We were on high ground, above steep terraces that lead down to the complex of ruins. I found a stone ledge that looked suitably like a cliff edge but had ground below on which I could stand, and I clung to the rock while my husband snapped a picture of me (badly) faking a terrified expression.
This urge to trivialize a serious place with the silliest possible photo op dates back to the family vacations of my childhood, when my older brother and I would compete to star in the funniest picture. (Or maybe I was the only one who considered it a competition, but that’s a whole other issue.) My favorite family photos are from trips to Alabama’s DeSoto State Park, a couple hours’ drive from my hometown of Birmingham. There, near the rim of Little River Canyon, my brother invented the fake-clinging-to-a-cliff-edge genre of silly vacation photo.
As an adult I’ve had opportunities to take some serious trips to far-away places. But I haven’t grown into a serious traveler. And when I can, I drag whoever’s with me into the fun.
Eight years ago, on a post-college trip to Italy, my college roommate and I spent a day walking among the ancient Etruscan ruins in Fiesole. When we encountered a human-sized stone altar, I just couldn’t help myself. I whipped out my camera and we took turns draping ourselves across the stone slab, as if we were the next sacrifices.
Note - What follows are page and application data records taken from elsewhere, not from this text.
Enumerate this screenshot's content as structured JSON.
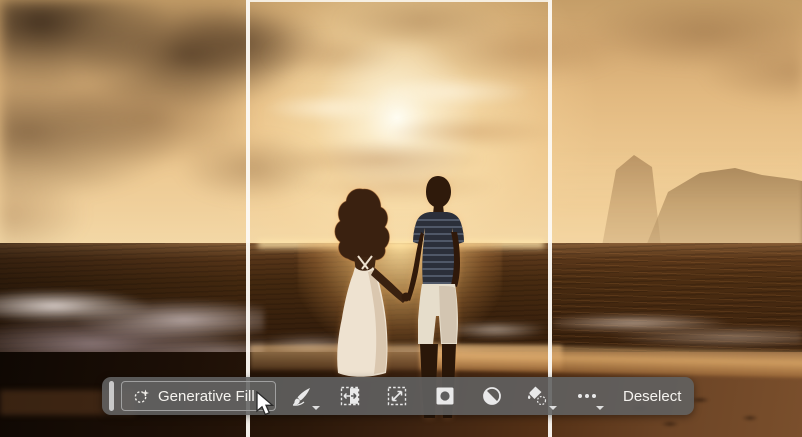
{
  "taskbar": {
    "generative_fill": {
      "label": "Generative Fill",
      "icon": "selection-sparkle-icon"
    },
    "deselect": {
      "label": "Deselect"
    },
    "tools": [
      {
        "id": "selection-brush",
        "icon": "brush-icon",
        "dropdown": true
      },
      {
        "id": "invert-selection",
        "icon": "invert-selection-icon",
        "dropdown": false
      },
      {
        "id": "transform-selection",
        "icon": "transform-selection-icon",
        "dropdown": false
      },
      {
        "id": "create-mask",
        "icon": "mask-icon",
        "dropdown": false
      },
      {
        "id": "create-adjustment",
        "icon": "adjustment-circle-icon",
        "dropdown": false
      },
      {
        "id": "fill-selection",
        "icon": "paint-bucket-icon",
        "dropdown": true
      },
      {
        "id": "more-options",
        "icon": "ellipsis-icon",
        "dropdown": true
      }
    ],
    "colors": {
      "bar_background": "#616161",
      "text": "#f5f3ef",
      "button_border": "#a0a0a0",
      "grip": "#c8c8c8"
    }
  },
  "canvas": {
    "selection_guides": {
      "color": "#fdfaf4",
      "vertical_lines": 2,
      "top_line": true
    },
    "scene_description": "Silhouetted couple holding hands on a beach at golden sunset, ocean waves, dark clouds left, hazy mountains right",
    "cursor": "arrow"
  }
}
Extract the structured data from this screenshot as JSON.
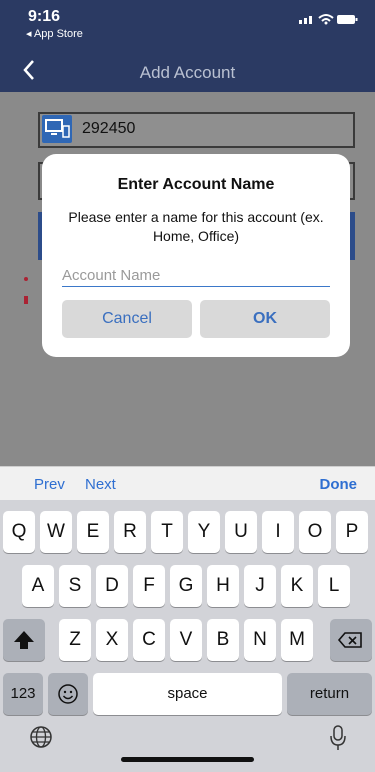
{
  "status": {
    "time": "9:16",
    "back_app": "◂ App Store"
  },
  "nav": {
    "title": "Add Account",
    "back_icon": "chevron-left-icon"
  },
  "background": {
    "account_number": "292450"
  },
  "dialog": {
    "title": "Enter Account Name",
    "message": "Please enter a name for this account (ex. Home, Office)",
    "input_placeholder": "Account Name",
    "input_value": "",
    "cancel_label": "Cancel",
    "ok_label": "OK"
  },
  "accessory": {
    "prev_label": "Prev",
    "next_label": "Next",
    "done_label": "Done"
  },
  "keyboard": {
    "row1": [
      "Q",
      "W",
      "E",
      "R",
      "T",
      "Y",
      "U",
      "I",
      "O",
      "P"
    ],
    "row2": [
      "A",
      "S",
      "D",
      "F",
      "G",
      "H",
      "J",
      "K",
      "L"
    ],
    "row3": [
      "Z",
      "X",
      "C",
      "V",
      "B",
      "N",
      "M"
    ],
    "numbers_label": "123",
    "space_label": "space",
    "return_label": "return"
  }
}
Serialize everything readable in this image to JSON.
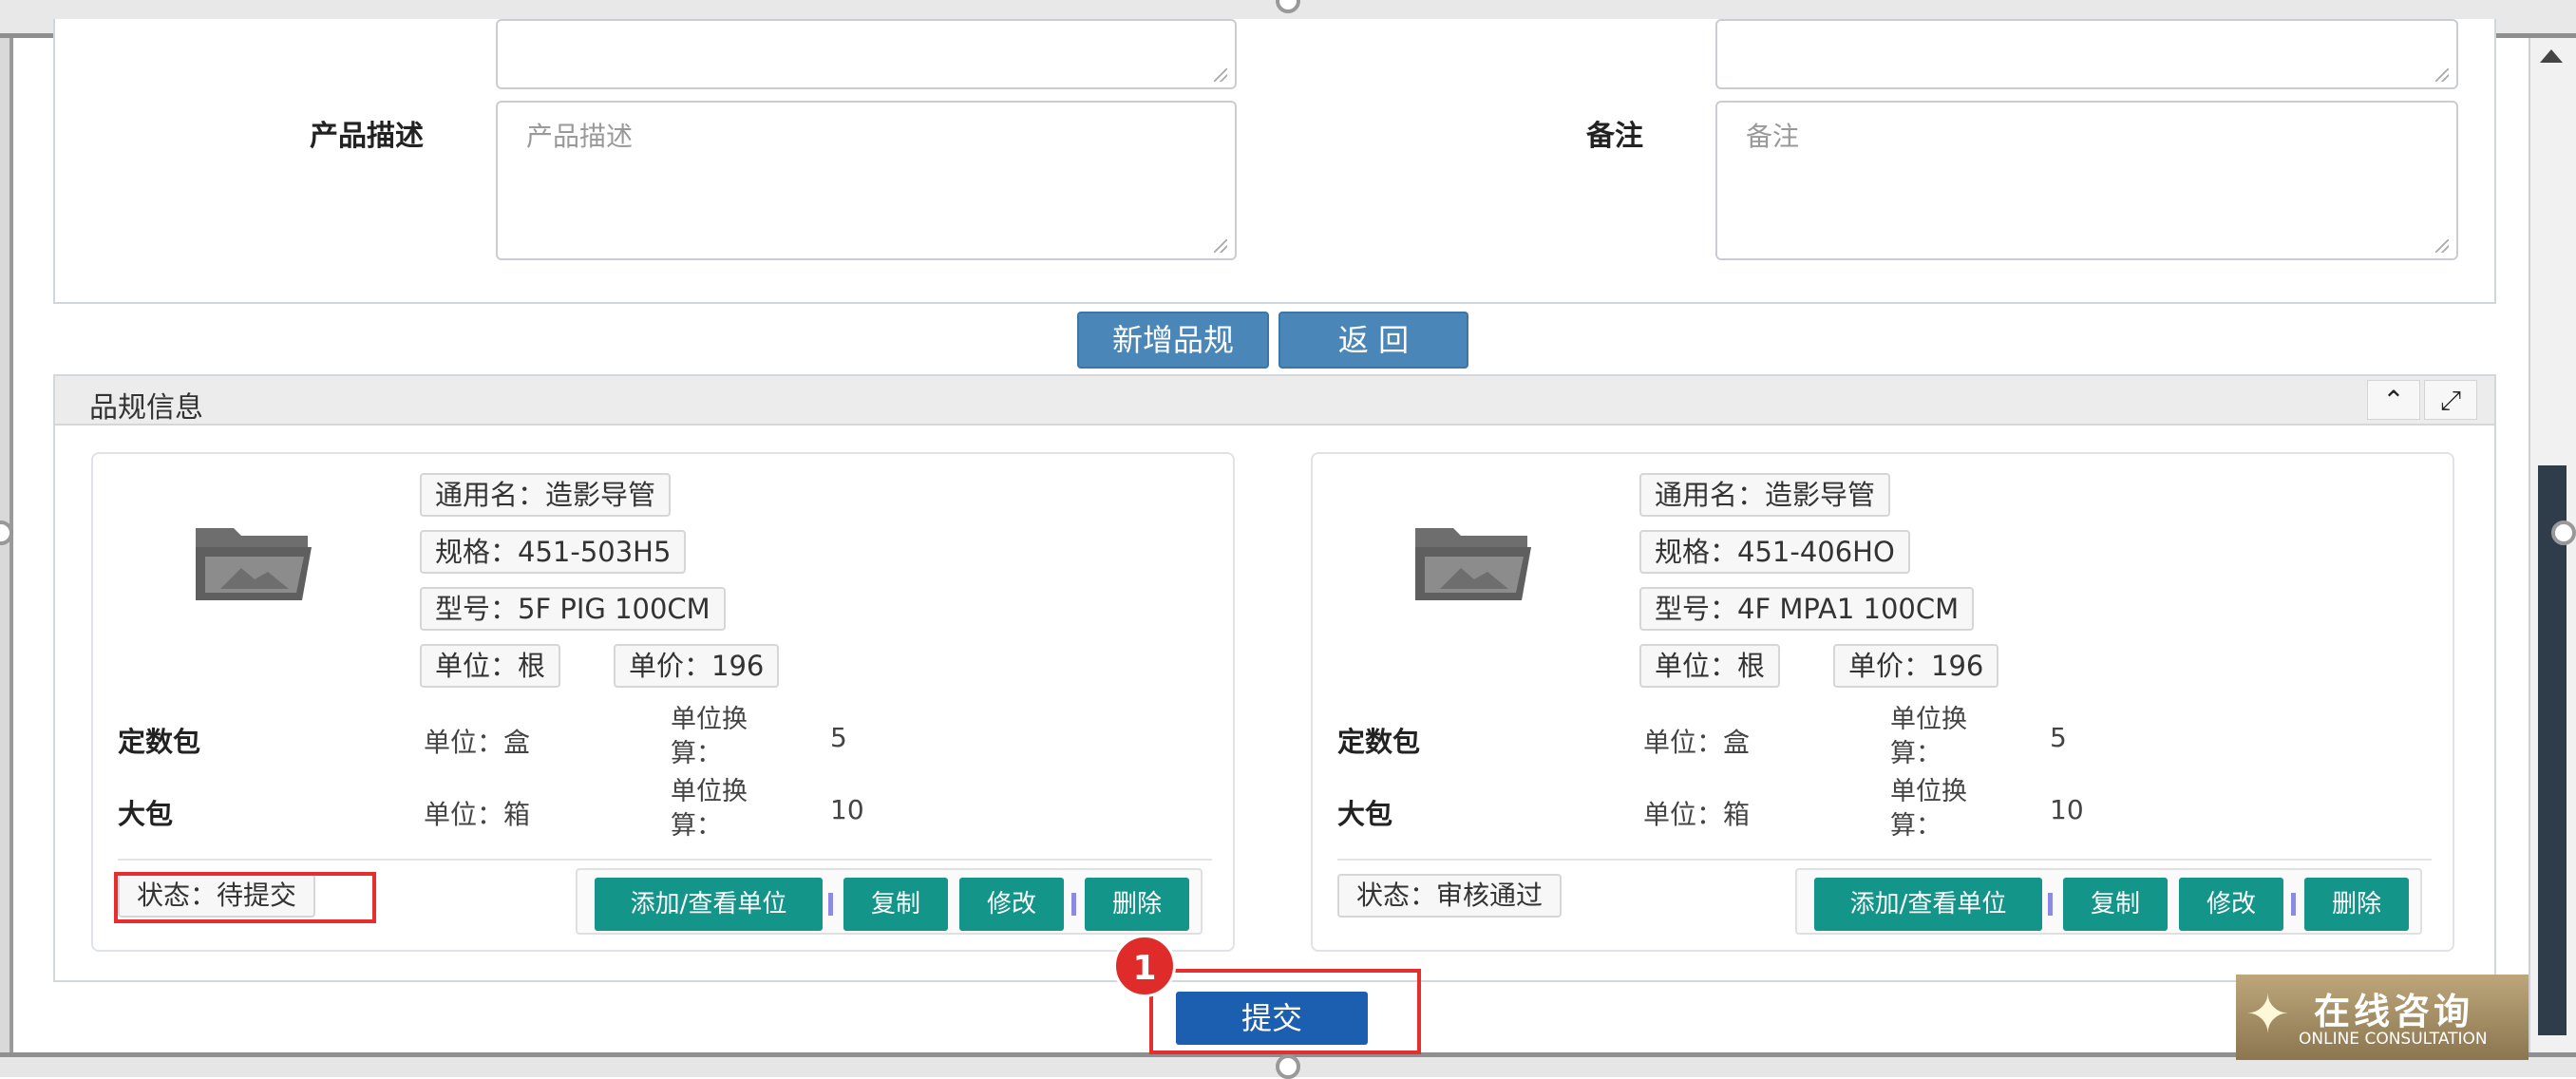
{
  "form": {
    "product_desc_label": "产品描述",
    "product_desc_placeholder": "产品描述",
    "remark_label": "备注",
    "remark_placeholder": "备注"
  },
  "buttons": {
    "add_spec": "新增品规",
    "back": "返 回",
    "submit": "提交"
  },
  "spec_panel": {
    "title": "品规信息",
    "collapse_icon": "chevron-up-icon",
    "expand_icon": "expand-icon",
    "cards": [
      {
        "generic_name": "通用名：造影导管",
        "spec": "规格：451-503H5",
        "model": "型号：5F PIG 100CM",
        "unit": "单位：根",
        "price": "单价：196",
        "packages": [
          {
            "label": "定数包",
            "unit": "单位：盒",
            "conv_label": "单位换算：",
            "conv_value": "5"
          },
          {
            "label": "大包",
            "unit": "单位：箱",
            "conv_label": "单位换算：",
            "conv_value": "10"
          }
        ],
        "status": "状态：待提交",
        "actions": {
          "add_view_unit": "添加/查看单位",
          "copy": "复制",
          "edit": "修改",
          "delete": "删除"
        }
      },
      {
        "generic_name": "通用名：造影导管",
        "spec": "规格：451-406HO",
        "model": "型号：4F MPA1 100CM",
        "unit": "单位：根",
        "price": "单价：196",
        "packages": [
          {
            "label": "定数包",
            "unit": "单位：盒",
            "conv_label": "单位换算：",
            "conv_value": "5"
          },
          {
            "label": "大包",
            "unit": "单位：箱",
            "conv_label": "单位换算：",
            "conv_value": "10"
          }
        ],
        "status": "状态：审核通过",
        "actions": {
          "add_view_unit": "添加/查看单位",
          "copy": "复制",
          "edit": "修改",
          "delete": "删除"
        }
      }
    ]
  },
  "annotation": {
    "step": "1"
  },
  "consult_widget": {
    "cn": "在线咨询",
    "en": "ONLINE CONSULTATION"
  },
  "colors": {
    "blue_button": "#4a87b8",
    "teal_button": "#13958a",
    "submit": "#1c5fb0",
    "highlight": "#e62e2e"
  }
}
Last year, I visited Israel with my husband’s family. Our guide was eager to show us one of the treasures of Jerusalem’s Israel Museum: a scale model of the city in 66 CE, when the Ark of the Covenant was housed in the temple. When my turn came to pose in front of it, I bared my teeth and curled my hands into claws as if I was Godzilla about to rampage through the ancient streets. Irreverent? Probably. But these photos are among my favorite souvenirs.
Many great writers have expounded on the importance of travel, how it challenges our preconceptions of others and forces us to think about the world beyond ourselves. Mark Twain called travel “fatal to prejudice, bigotry, and narrow-mindedness.”
According to Miriam Beard, “Travel is more than the seeing of sights; it is a change that goes on, deep and permanent, in the ideas of living.” I’ve collected quotes such as this one that treat travel as a somber, important thing. And I agree that it betters us as individuals and improves the world we live in.
But travel is also about a pure joy of exploration and discovery. For all that my globe trotting has broadened my horizons, it hasn’t changed my love of silly photos. For me, one of the greatest joys of travel is not taking it too seriously. ■